AH: It is correct that these earthquakes are occurring on faults unrelated to the New Madrid fault. It's a different fault, but similar in style. There's a bigger demonstrated hazard on the New Madrid fault, but we do have possibility of having a larger earthquake in Oklahoma. There's one fault here that's actually visible from Google Earth, the Meers fault. We can look at the geologic record and see that it was active about 1300 years ago, with a couple episodes equivalent to magnitude 6.5.
MKB: How common are earthquakes in the lower Midwest? It seems like we're always shocked when they happen, but Oklahoma actually has some almost every year, right?
AH: It's more common than people think. In Kansas, my wife's parents carried earthquake insurance on their house in Junction City their whole lives. Arkansas is having earthquake swarms right now, too. It's funny, I go around and older people remember feeling the 1952 'quake. That's the largest we've instrumentally recorded in Oklahoma—somewhere between 5.2 and 5.9. I think people are surprised, though, because it's less common than in California. People have short memories and we have tornadoes every year, so those stand out more.
MKB: This year, and 2009, have been peak years for earthquakes in Oklahoma. Do we know why that increase suddenly happened? Is this weird?
AH: This year is a statistical anomaly. But we've got catalogs all the way back to 1897 and there's basically been earthquakes in all but three counties in Oklahoma. We don't know for certain what triggers peak years. Could just be random chance, the statistics playing out. One thing, that's somewhat applicable here ... if you look at the North Anatolian Fault in Turkey, what they can show is that each rupture adds stress to another section of the fault, which then ruptures, and it just unzips as it goes along. The same thing can happen here. But there's no direct timing. It can be years before the next section goes ahead and ruptures. Anywhere between 10 and 20 years between sections on the Anatolian fault.
MKB: There's a lot of drilling for oil and gas that goes on in Oklahoma, and I've seen some speculation that this activity could be triggering earthquakes and leading to the recent increase in events. Is that possible?
AH: So, that's something I'm actively examining. The research is still in its infancy. I just started here in January. At this point, we don't see any indication that that's the case.
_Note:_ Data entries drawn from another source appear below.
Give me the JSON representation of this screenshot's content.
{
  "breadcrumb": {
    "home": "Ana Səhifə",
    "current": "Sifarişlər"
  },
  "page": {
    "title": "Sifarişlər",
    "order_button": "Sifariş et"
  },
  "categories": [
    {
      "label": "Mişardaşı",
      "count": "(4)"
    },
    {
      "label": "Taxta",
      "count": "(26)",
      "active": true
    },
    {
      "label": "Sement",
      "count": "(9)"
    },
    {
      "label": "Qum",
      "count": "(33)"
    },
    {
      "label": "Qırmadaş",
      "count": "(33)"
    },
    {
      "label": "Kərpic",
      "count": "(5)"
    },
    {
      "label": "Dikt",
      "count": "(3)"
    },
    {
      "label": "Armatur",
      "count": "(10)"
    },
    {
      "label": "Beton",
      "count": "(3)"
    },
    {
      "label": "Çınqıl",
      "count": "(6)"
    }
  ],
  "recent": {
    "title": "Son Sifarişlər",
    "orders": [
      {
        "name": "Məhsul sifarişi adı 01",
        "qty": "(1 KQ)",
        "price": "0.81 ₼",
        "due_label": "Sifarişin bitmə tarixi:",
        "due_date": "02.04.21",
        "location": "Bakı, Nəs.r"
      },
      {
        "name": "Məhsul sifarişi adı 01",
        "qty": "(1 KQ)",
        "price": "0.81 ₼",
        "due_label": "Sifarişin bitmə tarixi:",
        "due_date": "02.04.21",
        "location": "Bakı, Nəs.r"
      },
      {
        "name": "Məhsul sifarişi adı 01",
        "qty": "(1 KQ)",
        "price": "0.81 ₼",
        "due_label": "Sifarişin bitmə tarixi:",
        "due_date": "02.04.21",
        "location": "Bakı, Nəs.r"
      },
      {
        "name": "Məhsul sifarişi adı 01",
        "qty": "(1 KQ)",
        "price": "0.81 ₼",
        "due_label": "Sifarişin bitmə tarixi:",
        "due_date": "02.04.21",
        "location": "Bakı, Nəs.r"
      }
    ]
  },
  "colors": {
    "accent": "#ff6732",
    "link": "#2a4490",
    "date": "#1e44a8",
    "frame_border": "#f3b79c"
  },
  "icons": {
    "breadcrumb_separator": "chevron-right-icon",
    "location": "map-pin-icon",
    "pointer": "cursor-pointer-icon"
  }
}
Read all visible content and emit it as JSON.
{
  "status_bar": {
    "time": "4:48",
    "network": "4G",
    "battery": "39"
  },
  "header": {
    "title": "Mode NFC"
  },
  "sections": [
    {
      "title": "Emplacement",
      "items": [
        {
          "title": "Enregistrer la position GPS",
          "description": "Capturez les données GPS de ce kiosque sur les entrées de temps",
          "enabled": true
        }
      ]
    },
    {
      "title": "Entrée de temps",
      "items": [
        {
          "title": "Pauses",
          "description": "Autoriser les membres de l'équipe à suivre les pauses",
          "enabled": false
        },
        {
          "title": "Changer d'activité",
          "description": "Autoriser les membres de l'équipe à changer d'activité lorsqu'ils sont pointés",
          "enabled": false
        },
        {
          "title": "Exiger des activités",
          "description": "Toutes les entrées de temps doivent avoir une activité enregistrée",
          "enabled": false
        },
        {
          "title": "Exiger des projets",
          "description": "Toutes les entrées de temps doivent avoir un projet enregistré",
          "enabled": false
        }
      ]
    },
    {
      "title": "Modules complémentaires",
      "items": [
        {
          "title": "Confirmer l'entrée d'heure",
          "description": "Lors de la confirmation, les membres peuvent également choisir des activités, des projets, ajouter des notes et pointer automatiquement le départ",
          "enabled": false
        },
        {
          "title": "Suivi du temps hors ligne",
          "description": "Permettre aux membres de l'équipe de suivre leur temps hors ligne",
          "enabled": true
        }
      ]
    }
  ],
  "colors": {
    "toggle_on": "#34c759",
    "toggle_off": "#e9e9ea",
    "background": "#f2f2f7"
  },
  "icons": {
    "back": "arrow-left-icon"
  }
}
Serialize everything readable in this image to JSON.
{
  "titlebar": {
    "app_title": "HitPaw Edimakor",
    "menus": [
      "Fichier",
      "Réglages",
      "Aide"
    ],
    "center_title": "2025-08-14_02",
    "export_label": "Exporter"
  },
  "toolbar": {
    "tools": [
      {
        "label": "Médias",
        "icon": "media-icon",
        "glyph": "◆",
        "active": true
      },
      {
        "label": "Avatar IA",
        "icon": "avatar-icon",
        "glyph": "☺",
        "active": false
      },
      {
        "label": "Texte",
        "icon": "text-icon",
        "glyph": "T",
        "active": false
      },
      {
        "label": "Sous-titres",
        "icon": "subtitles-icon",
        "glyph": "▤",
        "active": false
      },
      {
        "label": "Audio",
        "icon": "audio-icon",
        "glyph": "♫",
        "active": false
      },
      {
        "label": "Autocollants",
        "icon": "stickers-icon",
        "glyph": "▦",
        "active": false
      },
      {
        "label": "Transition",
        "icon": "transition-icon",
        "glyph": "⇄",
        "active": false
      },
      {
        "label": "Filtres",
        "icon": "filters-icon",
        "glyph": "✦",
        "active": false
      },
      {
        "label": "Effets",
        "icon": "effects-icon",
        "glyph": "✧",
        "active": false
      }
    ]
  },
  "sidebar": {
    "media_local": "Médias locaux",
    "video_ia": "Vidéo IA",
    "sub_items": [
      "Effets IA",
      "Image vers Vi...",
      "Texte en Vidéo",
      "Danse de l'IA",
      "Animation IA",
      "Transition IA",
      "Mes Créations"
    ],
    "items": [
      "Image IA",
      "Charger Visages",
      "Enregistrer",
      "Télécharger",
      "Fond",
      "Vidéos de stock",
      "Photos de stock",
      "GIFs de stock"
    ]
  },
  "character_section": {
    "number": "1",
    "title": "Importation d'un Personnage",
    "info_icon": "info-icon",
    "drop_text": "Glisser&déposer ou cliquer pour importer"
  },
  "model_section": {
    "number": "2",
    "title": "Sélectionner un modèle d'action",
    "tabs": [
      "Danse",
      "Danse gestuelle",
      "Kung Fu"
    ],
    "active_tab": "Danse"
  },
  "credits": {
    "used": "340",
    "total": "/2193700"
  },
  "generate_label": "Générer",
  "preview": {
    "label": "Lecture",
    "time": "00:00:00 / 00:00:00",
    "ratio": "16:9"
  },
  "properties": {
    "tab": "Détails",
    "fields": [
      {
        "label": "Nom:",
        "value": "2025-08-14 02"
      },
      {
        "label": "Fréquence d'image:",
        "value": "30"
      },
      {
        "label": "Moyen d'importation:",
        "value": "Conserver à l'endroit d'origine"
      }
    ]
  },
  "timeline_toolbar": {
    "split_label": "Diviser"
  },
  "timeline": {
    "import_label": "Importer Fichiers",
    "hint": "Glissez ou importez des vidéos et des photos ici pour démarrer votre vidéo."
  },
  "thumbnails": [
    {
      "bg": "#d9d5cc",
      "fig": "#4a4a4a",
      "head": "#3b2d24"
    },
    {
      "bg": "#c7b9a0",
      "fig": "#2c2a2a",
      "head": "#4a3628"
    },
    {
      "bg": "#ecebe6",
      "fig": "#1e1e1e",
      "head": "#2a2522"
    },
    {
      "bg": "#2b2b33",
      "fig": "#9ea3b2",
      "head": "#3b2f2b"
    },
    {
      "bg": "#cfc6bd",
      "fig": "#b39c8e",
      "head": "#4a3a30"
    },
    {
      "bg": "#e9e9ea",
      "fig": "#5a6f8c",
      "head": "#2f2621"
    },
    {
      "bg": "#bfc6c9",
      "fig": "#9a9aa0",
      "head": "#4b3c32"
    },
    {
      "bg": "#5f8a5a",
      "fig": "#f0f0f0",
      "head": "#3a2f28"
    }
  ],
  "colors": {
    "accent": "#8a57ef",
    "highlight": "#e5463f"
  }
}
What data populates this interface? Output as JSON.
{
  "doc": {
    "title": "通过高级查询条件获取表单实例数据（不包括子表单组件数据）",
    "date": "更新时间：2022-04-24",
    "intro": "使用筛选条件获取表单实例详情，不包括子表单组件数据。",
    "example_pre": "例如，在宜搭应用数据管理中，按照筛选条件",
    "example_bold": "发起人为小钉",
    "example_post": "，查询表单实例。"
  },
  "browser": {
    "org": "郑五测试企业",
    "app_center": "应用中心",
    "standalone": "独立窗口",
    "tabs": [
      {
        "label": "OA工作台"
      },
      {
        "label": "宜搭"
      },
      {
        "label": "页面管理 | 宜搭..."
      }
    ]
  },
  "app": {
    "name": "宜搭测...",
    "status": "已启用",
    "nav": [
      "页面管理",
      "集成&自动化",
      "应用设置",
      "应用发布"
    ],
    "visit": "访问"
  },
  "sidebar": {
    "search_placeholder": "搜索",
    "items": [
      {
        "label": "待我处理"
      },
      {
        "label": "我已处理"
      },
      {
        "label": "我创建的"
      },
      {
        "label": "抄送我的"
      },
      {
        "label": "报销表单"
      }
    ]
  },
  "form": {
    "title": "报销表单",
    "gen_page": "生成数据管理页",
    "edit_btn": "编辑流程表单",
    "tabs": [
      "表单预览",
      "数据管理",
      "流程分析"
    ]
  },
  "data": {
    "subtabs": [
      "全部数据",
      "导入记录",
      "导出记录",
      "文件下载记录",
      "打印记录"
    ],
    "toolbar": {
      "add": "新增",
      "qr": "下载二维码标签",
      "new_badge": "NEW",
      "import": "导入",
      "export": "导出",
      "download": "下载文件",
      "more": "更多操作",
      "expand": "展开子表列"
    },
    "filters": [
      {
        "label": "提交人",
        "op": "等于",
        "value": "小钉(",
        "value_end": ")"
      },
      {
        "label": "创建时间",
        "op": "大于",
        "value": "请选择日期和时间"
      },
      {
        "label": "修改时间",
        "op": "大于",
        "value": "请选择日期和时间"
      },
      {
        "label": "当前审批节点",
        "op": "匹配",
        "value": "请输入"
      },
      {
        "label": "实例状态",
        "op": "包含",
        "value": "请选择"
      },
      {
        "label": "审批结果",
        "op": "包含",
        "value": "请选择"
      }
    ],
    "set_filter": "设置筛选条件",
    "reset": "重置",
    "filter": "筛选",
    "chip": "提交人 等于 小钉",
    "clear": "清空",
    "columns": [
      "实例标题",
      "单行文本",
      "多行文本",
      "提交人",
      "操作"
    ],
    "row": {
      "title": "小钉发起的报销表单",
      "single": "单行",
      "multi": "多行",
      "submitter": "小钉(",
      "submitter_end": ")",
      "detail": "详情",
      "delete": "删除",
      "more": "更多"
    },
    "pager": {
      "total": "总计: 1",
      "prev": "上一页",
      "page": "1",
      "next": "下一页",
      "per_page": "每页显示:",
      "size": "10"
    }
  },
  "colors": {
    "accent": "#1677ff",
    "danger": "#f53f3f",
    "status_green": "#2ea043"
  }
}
But I'm examining it as a real possibility. The jury is still out, I'd say. Until I can prove with good science that it's the case, my assumption is that this is natural seismicity. Earthquakes have happened naturally here in the past. It doesn't have to have an outside cause.
• United States Geological Survey: Oklahoma Earthquake Information
• Oklahoma Geological Survey: Earthquakes Page
• Center for Earthquake Research and Information at the University of Memphis: Map of recent earthquakes in the central U.S.
• CERI: 1812 New Madrid earthquake compendium—scientific reports, eyewitness accounts, newspaper articles and more
Maggie Koerth-Baker is the science editor at BoingBoing.net. She writes a monthly column for The New York Times Magazine and is the author of Before the Lights Go Out, a book about electricity, infrastructure, and the future of energy. You can find Maggie on Twitter and Facebook.